** GIVEN INFORMATION **
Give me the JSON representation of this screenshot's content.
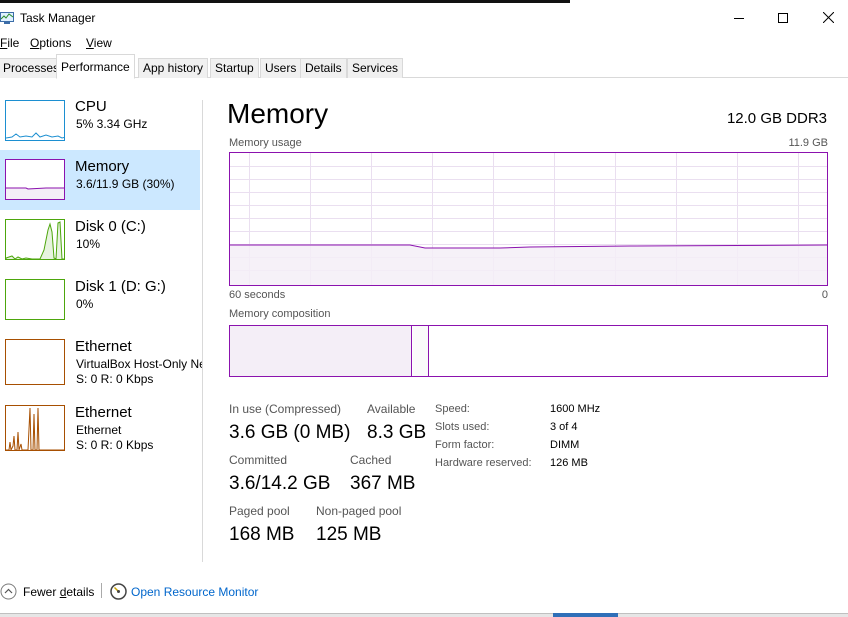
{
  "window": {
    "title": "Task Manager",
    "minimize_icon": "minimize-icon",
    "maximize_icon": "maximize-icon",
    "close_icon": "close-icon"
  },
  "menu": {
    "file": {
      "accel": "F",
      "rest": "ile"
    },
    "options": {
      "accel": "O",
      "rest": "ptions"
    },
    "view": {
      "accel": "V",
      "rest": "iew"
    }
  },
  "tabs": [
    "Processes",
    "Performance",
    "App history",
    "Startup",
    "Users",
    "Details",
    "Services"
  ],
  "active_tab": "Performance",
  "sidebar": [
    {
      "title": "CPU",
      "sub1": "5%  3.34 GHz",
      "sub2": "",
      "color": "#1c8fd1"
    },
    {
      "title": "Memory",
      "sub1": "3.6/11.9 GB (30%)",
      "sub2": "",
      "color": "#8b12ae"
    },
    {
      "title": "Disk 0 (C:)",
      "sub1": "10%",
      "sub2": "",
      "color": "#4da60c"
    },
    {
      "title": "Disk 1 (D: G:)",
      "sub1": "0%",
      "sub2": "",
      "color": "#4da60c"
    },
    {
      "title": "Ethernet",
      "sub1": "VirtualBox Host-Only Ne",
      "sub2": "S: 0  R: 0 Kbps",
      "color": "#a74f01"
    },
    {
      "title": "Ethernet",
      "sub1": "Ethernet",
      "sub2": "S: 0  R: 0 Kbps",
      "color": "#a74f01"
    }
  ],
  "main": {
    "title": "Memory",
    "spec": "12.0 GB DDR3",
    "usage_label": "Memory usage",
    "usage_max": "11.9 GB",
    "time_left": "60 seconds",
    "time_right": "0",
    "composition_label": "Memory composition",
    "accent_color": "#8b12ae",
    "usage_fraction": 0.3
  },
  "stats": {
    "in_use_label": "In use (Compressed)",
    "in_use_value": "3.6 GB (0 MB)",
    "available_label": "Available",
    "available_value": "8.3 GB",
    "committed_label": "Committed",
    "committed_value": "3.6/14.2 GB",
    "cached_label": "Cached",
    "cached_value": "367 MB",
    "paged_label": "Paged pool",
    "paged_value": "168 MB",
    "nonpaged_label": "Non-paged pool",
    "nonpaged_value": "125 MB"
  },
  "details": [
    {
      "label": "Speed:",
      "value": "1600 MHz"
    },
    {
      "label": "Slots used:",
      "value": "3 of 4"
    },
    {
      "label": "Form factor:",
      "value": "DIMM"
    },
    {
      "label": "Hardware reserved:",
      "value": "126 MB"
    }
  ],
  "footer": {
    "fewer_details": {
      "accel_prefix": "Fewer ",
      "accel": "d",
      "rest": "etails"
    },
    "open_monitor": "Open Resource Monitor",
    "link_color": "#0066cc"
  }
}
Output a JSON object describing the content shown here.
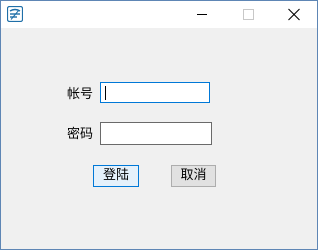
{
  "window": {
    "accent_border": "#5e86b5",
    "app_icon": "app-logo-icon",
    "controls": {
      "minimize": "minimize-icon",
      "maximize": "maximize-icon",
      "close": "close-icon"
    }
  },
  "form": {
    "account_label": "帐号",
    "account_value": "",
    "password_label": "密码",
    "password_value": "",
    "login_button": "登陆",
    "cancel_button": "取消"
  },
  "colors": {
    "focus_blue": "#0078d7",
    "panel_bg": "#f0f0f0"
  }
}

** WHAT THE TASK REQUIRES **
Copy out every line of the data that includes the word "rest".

** SOLUTION TO THE PROBLEM **
      "rest": "ile"
      "rest": "ptions"
      "rest": "iew"
      "rest": "etails"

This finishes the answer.